I think my decision to call out Michelle Bachmann on her comments about vaccine safety and vaccine mandates with my $10,000 challenge was the right one. I believe it is having the effect I intended. The lack of evidence behind nearly all of the claims of vaccine dangers and risks remains in the news. There may even be a better understanding of what is involved in creating different types of vaccine mandates. And women and men in America may be more willing to get their children vaccinated against a disease that kills and maims thousands and to support efforts to get the HPV vaccine to poor women worldwide to prevent many of the hundreds of thousands of deaths that occur every year from cervical cancer.
If vaccination is going to be a key part of the winnowing process of those who want to be president, then the framing of that debate has been reset in a much more positive mode.
Arthur Caplan is the Emanuel & Robert Hart Director of the Center for Bioethics and Sidney D. Caplan Professor of Medical Ethics at the University of Pennsylvania, and a Hastings Center Fellow.

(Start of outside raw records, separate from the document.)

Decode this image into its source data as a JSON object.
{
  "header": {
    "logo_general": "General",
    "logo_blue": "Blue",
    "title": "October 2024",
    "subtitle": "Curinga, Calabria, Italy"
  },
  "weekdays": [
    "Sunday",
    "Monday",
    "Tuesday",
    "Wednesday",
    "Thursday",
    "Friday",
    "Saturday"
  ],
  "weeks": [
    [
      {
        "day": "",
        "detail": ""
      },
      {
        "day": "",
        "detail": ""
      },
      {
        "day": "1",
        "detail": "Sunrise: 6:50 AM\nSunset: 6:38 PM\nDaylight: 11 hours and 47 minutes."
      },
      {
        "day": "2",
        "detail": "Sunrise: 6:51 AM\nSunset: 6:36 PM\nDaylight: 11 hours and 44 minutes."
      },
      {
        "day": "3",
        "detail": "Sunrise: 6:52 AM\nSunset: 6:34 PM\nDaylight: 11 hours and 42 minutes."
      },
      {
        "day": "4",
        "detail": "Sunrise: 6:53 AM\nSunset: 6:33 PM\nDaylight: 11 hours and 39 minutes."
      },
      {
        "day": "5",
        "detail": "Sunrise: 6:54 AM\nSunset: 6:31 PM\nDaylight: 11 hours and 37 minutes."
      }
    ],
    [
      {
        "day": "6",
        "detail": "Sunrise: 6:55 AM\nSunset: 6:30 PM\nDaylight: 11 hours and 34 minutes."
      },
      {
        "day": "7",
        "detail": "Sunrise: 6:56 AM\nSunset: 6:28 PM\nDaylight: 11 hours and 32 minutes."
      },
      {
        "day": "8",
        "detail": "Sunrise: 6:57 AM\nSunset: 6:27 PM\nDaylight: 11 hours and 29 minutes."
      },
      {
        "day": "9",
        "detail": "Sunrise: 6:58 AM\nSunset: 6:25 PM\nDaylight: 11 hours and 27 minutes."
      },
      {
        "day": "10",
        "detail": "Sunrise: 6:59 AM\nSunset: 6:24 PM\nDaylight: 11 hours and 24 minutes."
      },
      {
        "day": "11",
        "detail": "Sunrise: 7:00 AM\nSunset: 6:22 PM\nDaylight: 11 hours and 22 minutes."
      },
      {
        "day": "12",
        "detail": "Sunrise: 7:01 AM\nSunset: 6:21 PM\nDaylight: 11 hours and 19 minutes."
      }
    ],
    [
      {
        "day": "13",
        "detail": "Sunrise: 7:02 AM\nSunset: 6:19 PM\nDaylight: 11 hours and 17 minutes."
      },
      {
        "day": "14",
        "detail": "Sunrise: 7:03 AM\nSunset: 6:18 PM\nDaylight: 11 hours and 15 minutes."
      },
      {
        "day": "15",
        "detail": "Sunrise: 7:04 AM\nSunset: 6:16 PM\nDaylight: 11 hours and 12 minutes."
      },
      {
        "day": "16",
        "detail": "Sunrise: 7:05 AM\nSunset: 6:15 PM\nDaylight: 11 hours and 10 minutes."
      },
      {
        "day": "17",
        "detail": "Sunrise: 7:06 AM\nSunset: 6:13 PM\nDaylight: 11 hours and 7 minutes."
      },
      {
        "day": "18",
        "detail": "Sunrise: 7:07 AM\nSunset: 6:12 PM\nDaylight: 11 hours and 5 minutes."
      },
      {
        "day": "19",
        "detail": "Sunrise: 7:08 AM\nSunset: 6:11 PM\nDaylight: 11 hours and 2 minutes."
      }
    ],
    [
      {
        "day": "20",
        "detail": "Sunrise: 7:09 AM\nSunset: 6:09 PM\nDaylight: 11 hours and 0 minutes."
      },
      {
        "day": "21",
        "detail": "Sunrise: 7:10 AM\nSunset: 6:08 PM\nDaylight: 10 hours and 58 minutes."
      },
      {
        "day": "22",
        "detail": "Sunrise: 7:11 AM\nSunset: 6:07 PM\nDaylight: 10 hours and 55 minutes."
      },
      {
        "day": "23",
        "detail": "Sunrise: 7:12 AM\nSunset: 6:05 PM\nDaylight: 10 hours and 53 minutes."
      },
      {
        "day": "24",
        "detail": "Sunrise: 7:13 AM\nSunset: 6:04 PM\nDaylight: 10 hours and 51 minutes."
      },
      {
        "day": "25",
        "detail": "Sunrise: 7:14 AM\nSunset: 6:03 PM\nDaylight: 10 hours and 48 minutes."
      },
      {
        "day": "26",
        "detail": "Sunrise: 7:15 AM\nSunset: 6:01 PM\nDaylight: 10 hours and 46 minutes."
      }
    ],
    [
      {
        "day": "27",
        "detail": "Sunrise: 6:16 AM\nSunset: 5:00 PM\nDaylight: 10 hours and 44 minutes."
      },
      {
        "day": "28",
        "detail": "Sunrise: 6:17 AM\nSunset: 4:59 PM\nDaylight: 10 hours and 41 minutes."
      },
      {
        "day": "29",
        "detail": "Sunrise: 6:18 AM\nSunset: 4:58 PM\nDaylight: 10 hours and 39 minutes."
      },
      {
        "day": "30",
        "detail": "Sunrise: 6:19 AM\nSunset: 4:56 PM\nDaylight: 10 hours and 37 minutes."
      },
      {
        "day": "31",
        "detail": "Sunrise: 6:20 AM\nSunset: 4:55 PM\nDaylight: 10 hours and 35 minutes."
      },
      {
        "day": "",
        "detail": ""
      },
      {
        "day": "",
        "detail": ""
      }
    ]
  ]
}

Follow him on Twitter @ArthurCaplan.
Caplan’s references and writings on vaccines:
Boom and bust-have we learned what we need to from the flu vaccine shortage?” Johns Hopkins Advanced Studies in Medicine, 2005: 522-3.
“Off the grid: Vaccinations among home-schooled children,” The Journal of Law, Medicine & Ethics, 35, 3, 2007: 471-77. (with D Khalili).
“Lessons from the failure of human papillomavirus vaccine state requirements”, Clinical Pharmacology and Therapeutics, 82, December, 2007: 760-3, (with JL Schwartz, RR Faden and J Sugarman).
“Leveraging Genetic Resources or Moral Blackmail? – Indonesia and Avian Flu Virus Sample Sharing,” American Journal of Bioethics, 7, 11, 2007: 1-2 (with DR Curry).
“Ethics” in: S. Plotkin, W. Orenstein and P. Offit, eds., Vaccines, 5th ed., 2008: 1677-1684 (with JL Schwartz).
“Genital warts: mountains or molehills?” The Lancet Infectious Diseases, 8, 5, 2008; 277-8 (with SC Hull).
“A proposed ethical framework for vaccine mandates: Competing values and the case of HPV”, Kennedy Institute of Ethics Journal, 18,2, 2008: 111-124. (with RI Field).
“Is Disease eradication unethical?” The Lancet, 373, 2009: 2192-3.
“Disease eradication – a response,” The Lancet, 374, 2009: 1144 (letter).
“The case for vaccinating boys against HPV,” Public Health Genomics, 12, 2009:362-7 (with S Hull).
“Unlicensed Pandemic a (H1N1) Vaccines: Explicit ethical rules of the road are needed in public health emergencies,” The Lancet, 2009: 375, 2010 444-45.
“Physician attitudes toward influenza immunization and vaccine mandates,” Vaccine, 28, 2010: 2517-22 (with J Desante and A Behrman, F Shofer).
“Influenza vaccination of healthcare personnel,” Infection Control and Hospital Epidemiology, 31, 2010: 987-995 (with TR Talbot, H. Babcock, D Cotton, LL Maragakis, GA Poland, DJ Weber).
“Clinical trials of drugs and vaccines in poor nations -- ethical challenges and ethical solutions,” Clinical Pharmacology and Therapeutics, 88, 5, 2010: 583-4.
“Health care worker support of an influenza vaccine mandate at a large pediatric tertiary care hospital” Vaccine, 29, 9, 2011: 1762-9 (with K Feemster, S Coffin, P Offit, C Feudtner and M. Smith).
“Vaccination: facts alone do not policy make,” Health Affairs, 30, June 2011: 1205-8.
“Ethics of vaccination programs,” Current Opinion in Virology, 1, 2011: 1-5. (with Jason Schwartz).
“Time to mandate influenza vaccination in healthcare workers,” The Lancet, 378, 2011: 310-311.
“Vaccination refusal: ethics, individual rights and the common good,” Primary Care Clinics Office Practice, 2011, in press. (with Jason L Schwartz)